* _Task objective_: Scanning the listing below, tally every line where the string "remove" shows up, then state the count alone.
'''
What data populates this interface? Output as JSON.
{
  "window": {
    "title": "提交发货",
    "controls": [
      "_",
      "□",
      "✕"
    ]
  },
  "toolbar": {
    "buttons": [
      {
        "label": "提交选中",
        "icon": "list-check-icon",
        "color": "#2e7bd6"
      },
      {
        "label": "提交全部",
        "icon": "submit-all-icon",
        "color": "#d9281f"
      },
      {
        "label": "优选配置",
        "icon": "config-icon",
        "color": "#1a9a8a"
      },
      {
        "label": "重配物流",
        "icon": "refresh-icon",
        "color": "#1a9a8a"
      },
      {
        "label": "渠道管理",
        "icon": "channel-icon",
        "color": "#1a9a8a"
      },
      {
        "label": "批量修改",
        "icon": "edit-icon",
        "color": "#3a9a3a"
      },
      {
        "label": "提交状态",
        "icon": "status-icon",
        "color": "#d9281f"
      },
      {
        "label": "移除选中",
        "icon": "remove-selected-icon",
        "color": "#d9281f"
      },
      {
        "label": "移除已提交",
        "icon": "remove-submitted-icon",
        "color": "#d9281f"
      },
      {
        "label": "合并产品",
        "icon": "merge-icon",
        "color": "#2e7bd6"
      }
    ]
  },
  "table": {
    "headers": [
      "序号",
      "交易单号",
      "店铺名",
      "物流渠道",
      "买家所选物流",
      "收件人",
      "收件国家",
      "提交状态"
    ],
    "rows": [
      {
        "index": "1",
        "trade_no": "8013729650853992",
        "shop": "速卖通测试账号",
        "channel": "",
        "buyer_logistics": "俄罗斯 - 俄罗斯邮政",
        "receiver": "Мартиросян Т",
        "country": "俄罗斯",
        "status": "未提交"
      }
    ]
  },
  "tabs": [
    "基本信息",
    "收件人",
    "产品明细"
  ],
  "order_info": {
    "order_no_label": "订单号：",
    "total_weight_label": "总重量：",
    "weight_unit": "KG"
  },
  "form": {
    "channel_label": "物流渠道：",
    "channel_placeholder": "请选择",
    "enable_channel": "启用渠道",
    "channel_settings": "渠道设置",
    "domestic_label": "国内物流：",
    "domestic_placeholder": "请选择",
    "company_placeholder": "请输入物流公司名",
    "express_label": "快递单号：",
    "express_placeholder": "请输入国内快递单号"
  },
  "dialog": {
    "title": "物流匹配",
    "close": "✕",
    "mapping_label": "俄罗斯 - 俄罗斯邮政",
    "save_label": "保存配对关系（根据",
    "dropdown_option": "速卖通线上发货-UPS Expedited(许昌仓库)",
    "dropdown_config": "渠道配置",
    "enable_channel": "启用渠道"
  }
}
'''
* _Output for this exercise_: 2